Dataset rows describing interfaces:
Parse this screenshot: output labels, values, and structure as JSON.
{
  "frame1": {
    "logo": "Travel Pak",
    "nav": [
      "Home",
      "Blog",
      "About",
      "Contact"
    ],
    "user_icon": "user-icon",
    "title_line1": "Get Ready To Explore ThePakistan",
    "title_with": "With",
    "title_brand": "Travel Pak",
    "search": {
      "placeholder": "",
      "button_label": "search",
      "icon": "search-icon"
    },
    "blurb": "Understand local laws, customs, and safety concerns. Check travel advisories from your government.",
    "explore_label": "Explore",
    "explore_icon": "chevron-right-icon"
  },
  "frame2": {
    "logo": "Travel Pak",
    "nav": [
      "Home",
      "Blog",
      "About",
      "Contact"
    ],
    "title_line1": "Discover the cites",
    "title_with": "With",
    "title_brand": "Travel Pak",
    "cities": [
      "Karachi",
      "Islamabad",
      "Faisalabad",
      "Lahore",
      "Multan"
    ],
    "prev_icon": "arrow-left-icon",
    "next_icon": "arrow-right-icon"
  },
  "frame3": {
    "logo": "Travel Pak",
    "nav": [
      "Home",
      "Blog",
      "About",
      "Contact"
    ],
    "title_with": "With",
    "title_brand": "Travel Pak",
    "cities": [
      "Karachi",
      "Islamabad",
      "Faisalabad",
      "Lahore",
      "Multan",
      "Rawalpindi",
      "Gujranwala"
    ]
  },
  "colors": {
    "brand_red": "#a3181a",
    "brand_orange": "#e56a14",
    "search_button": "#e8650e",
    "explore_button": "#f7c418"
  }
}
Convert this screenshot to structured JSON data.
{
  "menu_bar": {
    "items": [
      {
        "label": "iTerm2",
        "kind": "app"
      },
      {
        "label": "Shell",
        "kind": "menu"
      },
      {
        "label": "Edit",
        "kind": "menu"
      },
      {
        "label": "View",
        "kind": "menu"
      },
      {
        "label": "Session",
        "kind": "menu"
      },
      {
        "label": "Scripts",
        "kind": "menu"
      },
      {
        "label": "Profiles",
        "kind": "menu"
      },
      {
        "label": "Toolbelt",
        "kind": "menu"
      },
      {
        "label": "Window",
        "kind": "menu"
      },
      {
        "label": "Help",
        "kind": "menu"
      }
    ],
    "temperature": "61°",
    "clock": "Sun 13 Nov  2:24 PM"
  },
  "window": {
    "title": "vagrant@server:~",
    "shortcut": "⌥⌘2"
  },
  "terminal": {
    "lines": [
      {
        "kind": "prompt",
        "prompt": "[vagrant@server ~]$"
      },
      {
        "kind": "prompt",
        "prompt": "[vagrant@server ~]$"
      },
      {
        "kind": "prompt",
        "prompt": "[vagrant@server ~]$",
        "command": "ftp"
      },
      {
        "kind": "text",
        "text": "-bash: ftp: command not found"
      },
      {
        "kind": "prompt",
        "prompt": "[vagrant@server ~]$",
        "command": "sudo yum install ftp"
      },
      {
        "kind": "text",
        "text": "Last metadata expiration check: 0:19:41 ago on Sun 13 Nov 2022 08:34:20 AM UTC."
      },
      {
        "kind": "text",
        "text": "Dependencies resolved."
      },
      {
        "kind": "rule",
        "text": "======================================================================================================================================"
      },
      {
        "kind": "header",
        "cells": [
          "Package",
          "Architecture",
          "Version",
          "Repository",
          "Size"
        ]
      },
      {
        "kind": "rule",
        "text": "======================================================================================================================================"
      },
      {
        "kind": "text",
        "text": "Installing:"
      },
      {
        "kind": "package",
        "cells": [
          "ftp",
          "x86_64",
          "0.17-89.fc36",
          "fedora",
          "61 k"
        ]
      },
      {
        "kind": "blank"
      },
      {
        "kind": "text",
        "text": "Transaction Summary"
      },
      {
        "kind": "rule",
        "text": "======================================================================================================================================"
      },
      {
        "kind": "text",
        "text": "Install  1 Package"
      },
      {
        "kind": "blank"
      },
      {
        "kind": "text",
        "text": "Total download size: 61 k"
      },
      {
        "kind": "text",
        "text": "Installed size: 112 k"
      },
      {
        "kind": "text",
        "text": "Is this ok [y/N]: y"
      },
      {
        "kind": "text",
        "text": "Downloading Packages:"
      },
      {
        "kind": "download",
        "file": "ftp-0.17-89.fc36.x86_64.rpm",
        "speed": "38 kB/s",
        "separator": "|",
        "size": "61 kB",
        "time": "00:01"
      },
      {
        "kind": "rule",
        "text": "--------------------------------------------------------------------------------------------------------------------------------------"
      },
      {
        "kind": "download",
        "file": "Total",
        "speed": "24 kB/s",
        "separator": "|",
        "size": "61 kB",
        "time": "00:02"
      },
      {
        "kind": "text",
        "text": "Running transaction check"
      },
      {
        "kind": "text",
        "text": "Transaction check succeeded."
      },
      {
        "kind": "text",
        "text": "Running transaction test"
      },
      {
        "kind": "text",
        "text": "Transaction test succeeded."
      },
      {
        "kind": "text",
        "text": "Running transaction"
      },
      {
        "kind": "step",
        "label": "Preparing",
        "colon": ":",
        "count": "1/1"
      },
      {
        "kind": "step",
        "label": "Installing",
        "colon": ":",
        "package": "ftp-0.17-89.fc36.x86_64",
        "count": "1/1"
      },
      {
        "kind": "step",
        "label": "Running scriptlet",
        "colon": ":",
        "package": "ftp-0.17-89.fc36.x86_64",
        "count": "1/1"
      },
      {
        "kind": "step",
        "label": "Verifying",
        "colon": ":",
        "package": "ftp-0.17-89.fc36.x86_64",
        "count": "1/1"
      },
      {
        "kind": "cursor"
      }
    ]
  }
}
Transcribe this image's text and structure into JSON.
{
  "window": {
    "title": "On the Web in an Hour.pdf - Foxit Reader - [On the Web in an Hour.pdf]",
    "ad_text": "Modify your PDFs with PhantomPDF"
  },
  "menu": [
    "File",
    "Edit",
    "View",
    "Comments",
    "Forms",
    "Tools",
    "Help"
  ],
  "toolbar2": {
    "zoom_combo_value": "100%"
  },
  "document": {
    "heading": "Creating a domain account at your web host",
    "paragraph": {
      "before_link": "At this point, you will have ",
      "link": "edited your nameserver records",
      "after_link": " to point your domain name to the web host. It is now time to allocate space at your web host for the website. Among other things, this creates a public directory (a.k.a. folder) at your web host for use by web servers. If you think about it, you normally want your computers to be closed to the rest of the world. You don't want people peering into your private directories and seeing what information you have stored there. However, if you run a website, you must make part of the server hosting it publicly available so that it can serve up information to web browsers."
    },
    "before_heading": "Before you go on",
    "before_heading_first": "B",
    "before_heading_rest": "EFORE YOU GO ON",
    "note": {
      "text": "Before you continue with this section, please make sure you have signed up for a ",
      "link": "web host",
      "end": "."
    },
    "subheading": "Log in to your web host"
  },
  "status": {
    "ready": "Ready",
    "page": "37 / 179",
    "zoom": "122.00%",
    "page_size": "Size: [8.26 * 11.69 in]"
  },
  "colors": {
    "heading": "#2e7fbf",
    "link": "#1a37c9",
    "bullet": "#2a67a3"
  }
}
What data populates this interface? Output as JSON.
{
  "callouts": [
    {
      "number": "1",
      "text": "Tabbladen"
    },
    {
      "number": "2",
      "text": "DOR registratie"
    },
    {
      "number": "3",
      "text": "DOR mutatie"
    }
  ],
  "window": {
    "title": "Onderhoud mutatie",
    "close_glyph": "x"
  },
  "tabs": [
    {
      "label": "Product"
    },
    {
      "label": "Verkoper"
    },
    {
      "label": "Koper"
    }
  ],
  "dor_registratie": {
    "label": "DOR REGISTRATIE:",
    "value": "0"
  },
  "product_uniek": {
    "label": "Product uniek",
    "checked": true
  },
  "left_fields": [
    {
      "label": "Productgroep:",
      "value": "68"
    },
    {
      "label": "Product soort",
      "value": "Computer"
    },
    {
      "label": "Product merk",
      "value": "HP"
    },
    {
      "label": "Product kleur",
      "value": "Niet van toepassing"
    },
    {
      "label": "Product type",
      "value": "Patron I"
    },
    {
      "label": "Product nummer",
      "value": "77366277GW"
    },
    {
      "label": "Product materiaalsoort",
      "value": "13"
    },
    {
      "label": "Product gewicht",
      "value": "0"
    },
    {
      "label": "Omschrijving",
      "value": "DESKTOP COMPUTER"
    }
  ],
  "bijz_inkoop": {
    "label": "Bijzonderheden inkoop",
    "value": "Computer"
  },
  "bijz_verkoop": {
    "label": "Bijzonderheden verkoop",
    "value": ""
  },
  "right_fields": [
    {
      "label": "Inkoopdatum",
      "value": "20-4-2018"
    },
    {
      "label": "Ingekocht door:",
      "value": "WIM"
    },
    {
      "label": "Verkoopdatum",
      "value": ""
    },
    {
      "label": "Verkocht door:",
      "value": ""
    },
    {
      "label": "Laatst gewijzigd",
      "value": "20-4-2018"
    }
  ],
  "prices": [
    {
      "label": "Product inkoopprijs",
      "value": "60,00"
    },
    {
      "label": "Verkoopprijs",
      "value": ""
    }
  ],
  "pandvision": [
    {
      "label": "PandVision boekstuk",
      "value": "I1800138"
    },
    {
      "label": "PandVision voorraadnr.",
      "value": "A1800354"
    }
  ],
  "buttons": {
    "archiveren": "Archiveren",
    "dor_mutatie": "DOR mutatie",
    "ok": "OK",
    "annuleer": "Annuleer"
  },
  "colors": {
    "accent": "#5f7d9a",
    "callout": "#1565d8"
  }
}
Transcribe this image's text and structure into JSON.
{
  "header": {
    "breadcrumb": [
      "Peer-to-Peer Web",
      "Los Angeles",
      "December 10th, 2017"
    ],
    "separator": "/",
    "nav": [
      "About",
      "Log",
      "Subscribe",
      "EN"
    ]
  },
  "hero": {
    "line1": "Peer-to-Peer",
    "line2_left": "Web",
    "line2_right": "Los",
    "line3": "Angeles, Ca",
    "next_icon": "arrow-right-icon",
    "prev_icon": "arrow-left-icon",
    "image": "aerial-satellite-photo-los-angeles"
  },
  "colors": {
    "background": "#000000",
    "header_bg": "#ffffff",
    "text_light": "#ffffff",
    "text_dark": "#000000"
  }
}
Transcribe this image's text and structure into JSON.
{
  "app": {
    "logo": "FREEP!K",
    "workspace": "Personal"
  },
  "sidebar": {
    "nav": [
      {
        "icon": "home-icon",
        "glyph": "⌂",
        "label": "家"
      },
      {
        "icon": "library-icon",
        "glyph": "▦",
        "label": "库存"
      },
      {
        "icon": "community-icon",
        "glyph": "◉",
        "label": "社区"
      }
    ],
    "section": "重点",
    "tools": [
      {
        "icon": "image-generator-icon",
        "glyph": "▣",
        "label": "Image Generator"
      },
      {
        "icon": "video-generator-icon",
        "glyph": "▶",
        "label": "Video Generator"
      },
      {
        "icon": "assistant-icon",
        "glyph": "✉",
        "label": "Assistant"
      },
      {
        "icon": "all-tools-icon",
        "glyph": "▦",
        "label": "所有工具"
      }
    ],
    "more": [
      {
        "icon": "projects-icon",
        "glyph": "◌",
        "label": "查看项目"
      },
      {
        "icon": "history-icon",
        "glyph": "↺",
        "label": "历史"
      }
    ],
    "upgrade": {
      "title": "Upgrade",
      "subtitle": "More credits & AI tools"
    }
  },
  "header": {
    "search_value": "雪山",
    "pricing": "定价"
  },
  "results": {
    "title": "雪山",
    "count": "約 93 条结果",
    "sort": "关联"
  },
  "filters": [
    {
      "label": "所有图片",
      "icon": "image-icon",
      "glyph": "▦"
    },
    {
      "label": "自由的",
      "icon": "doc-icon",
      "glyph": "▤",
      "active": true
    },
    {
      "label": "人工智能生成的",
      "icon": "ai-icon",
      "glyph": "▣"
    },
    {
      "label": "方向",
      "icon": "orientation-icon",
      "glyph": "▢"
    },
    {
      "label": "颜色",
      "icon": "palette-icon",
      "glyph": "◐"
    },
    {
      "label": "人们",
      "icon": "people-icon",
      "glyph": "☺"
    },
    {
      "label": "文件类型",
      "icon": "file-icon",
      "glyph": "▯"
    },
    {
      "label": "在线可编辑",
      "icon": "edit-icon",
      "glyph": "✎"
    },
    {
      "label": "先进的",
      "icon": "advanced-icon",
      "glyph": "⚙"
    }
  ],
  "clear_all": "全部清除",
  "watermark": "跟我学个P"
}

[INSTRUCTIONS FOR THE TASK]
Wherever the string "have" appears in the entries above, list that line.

[TASK OUTPUT]
      "before_link": "At this point, you will have ",
      "after_link": " to point your domain name to the web host. It is now time to allocate space at your web host for the website. Among other things, this creates a public directory (a.k.a. folder) at your web host for use by web servers. If you think about it, you normally want your computers to be closed to the rest of the world. You don't want people peering into your private directories and seeing what information you have stored there. However, if you run a website, you must make part of the server hosting it publicly available so that it can serve up information to web browsers."
      "text": "Before you continue with this section, please make sure you have signed up for a ",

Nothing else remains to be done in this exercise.